■ Exercise: An exact copy of every entry is needed, with no images.

■ Dataset entries:
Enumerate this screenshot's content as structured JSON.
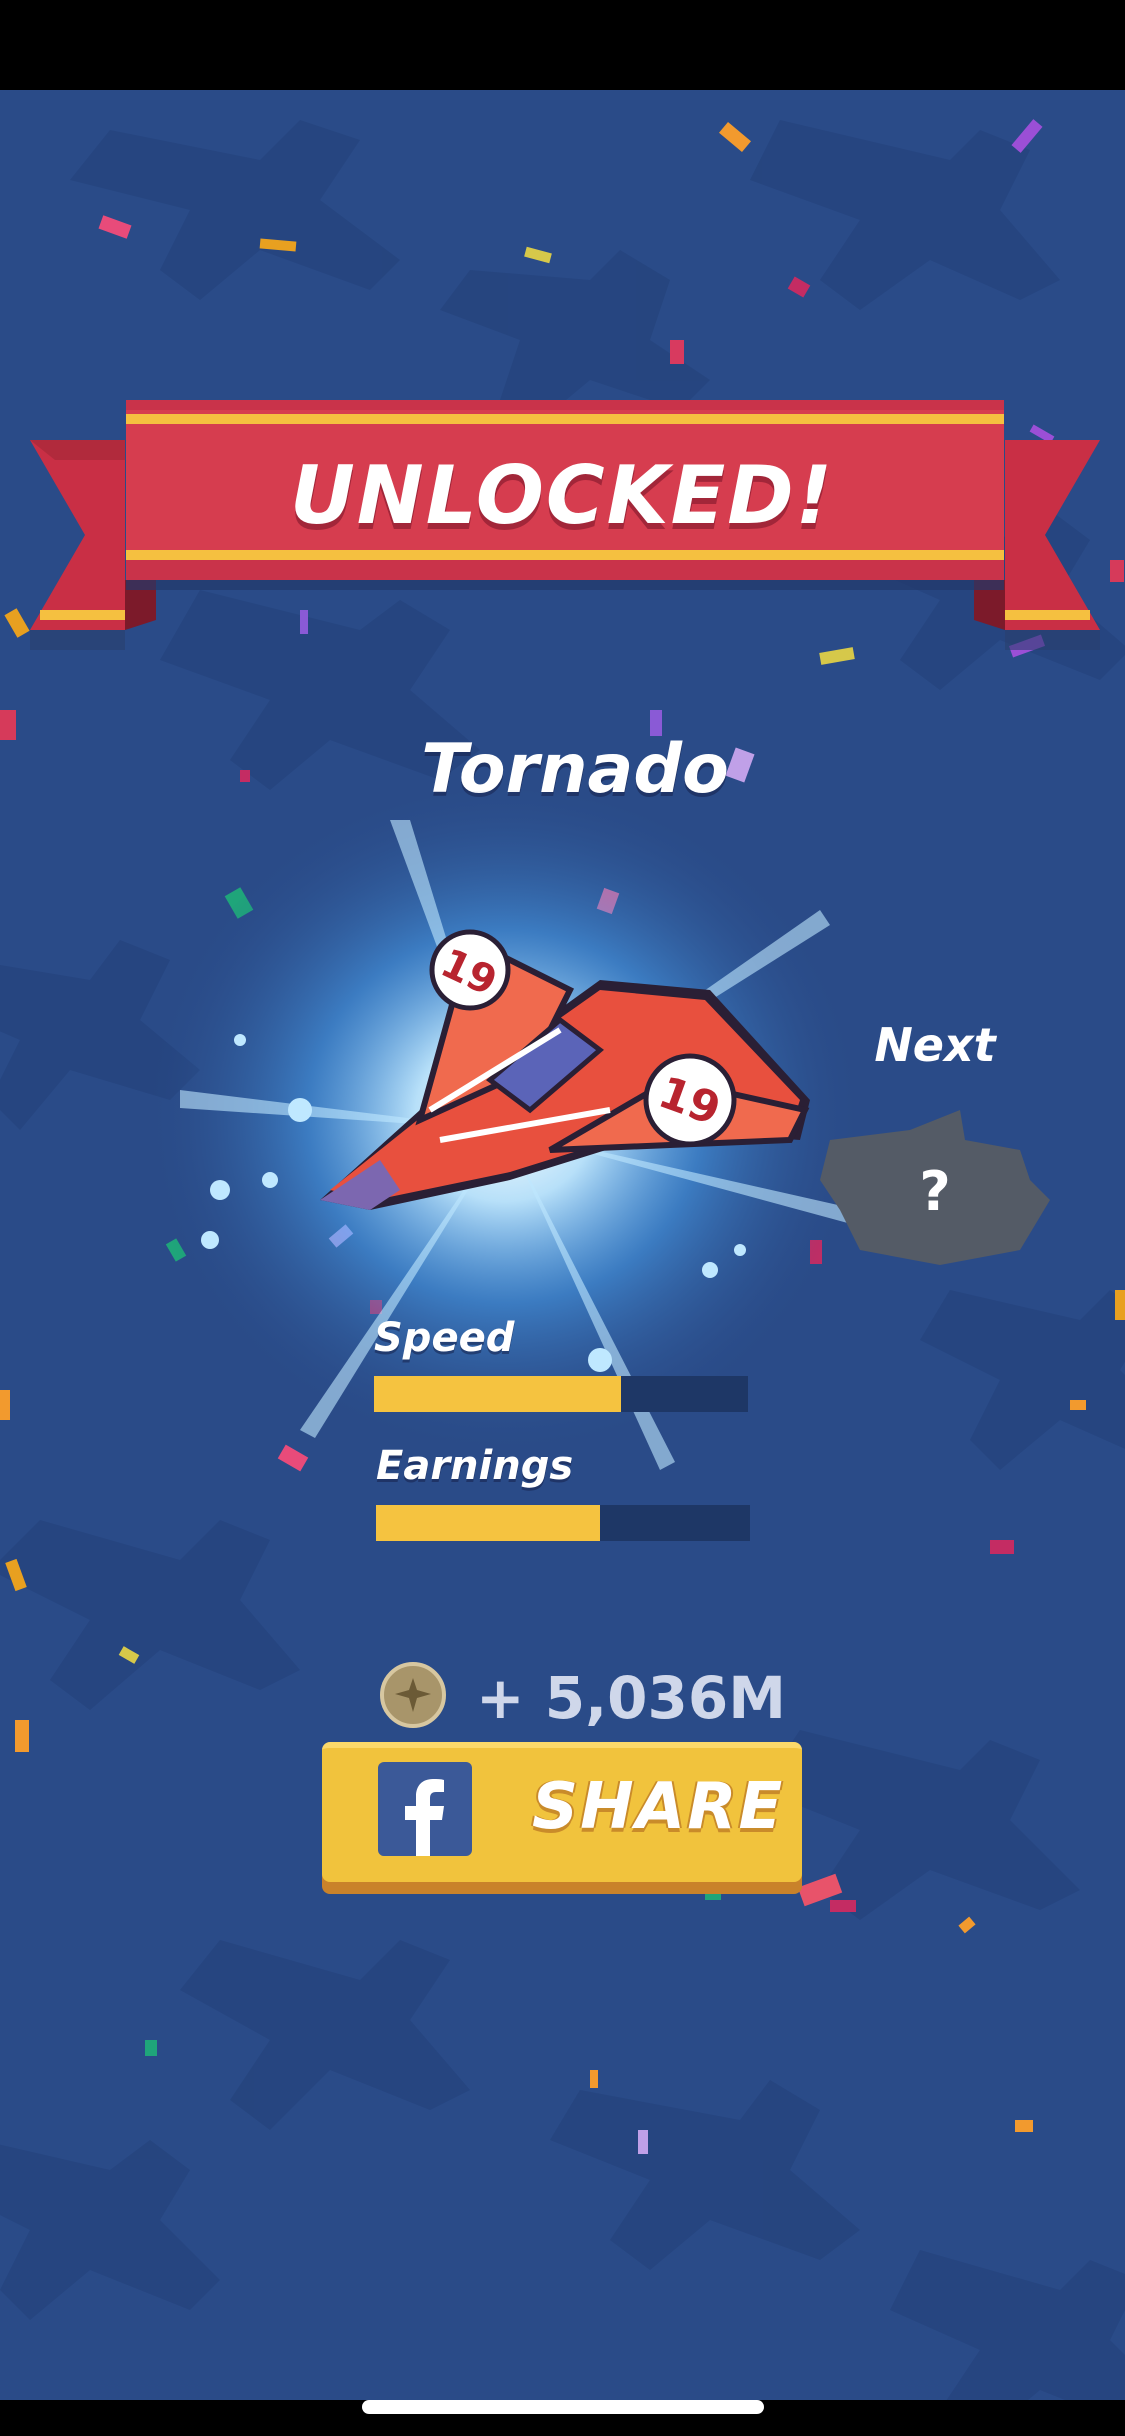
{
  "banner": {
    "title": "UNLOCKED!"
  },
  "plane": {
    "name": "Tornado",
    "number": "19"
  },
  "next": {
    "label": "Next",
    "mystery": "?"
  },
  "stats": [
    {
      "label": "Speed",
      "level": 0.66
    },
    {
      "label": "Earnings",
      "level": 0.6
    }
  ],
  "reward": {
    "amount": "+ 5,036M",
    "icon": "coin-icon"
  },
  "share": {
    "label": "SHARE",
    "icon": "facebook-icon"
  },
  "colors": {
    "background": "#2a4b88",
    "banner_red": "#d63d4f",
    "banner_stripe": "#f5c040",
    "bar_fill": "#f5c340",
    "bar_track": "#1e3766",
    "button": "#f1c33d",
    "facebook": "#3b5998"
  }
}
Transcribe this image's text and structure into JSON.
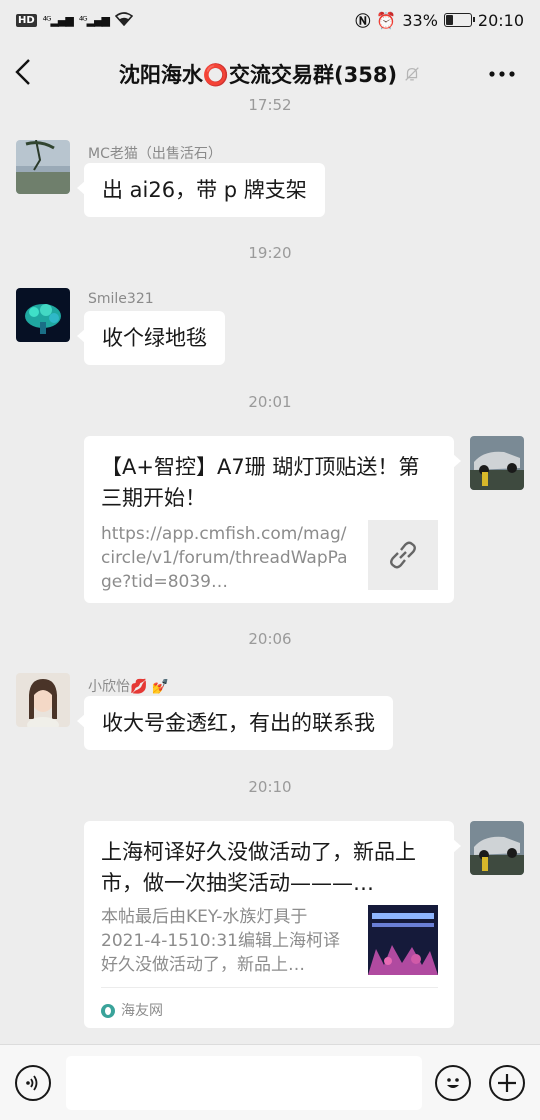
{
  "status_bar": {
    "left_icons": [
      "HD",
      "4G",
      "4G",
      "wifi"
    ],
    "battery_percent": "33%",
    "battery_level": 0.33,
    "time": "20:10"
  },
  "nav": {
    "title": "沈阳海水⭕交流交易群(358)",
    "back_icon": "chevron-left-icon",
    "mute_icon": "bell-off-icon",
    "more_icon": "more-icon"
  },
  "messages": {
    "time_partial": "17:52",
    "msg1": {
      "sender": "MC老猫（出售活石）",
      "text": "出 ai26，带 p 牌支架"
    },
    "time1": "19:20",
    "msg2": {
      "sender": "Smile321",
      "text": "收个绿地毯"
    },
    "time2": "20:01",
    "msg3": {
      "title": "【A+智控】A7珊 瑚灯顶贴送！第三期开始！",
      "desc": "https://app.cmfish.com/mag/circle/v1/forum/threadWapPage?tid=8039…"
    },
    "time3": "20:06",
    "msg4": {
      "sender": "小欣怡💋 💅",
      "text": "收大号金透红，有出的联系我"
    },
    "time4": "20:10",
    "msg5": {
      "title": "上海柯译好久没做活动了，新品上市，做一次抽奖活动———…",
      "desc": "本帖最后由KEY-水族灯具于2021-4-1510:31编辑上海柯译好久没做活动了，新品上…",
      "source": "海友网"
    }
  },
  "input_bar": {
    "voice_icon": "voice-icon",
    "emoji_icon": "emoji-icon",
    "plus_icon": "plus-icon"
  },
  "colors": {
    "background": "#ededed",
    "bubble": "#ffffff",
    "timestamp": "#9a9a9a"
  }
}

■ Output of the exercise:
Enumerate this screenshot's content as structured JSON.
{
  "banner": {
    "title": "UNLOCKED!"
  },
  "plane": {
    "name": "Tornado",
    "number": "19"
  },
  "next": {
    "label": "Next",
    "mystery": "?"
  },
  "stats": [
    {
      "label": "Speed",
      "level": 0.66
    },
    {
      "label": "Earnings",
      "level": 0.6
    }
  ],
  "reward": {
    "amount": "+ 5,036M",
    "icon": "coin-icon"
  },
  "share": {
    "label": "SHARE",
    "icon": "facebook-icon"
  },
  "colors": {
    "background": "#2a4b88",
    "banner_red": "#d63d4f",
    "banner_stripe": "#f5c040",
    "bar_fill": "#f5c340",
    "bar_track": "#1e3766",
    "button": "#f1c33d",
    "facebook": "#3b5998"
  }
}
Transcribe this image's text and structure into JSON.
{
  "status_bar": {
    "left_icons": [
      "HD",
      "4G",
      "4G",
      "wifi"
    ],
    "battery_percent": "33%",
    "battery_level": 0.33,
    "time": "20:10"
  },
  "nav": {
    "title": "沈阳海水⭕交流交易群(358)",
    "back_icon": "chevron-left-icon",
    "mute_icon": "bell-off-icon",
    "more_icon": "more-icon"
  },
  "messages": {
    "time_partial": "17:52",
    "msg1": {
      "sender": "MC老猫（出售活石）",
      "text": "出 ai26，带 p 牌支架"
    },
    "time1": "19:20",
    "msg2": {
      "sender": "Smile321",
      "text": "收个绿地毯"
    },
    "time2": "20:01",
    "msg3": {
      "title": "【A+智控】A7珊 瑚灯顶贴送！第三期开始！",
      "desc": "https://app.cmfish.com/mag/circle/v1/forum/threadWapPage?tid=8039…"
    },
    "time3": "20:06",
    "msg4": {
      "sender": "小欣怡💋 💅",
      "text": "收大号金透红，有出的联系我"
    },
    "time4": "20:10",
    "msg5": {
      "title": "上海柯译好久没做活动了，新品上市，做一次抽奖活动———…",
      "desc": "本帖最后由KEY-水族灯具于2021-4-1510:31编辑上海柯译好久没做活动了，新品上…",
      "source": "海友网"
    }
  },
  "input_bar": {
    "voice_icon": "voice-icon",
    "emoji_icon": "emoji-icon",
    "plus_icon": "plus-icon"
  },
  "colors": {
    "background": "#ededed",
    "bubble": "#ffffff",
    "timestamp": "#9a9a9a"
  }
}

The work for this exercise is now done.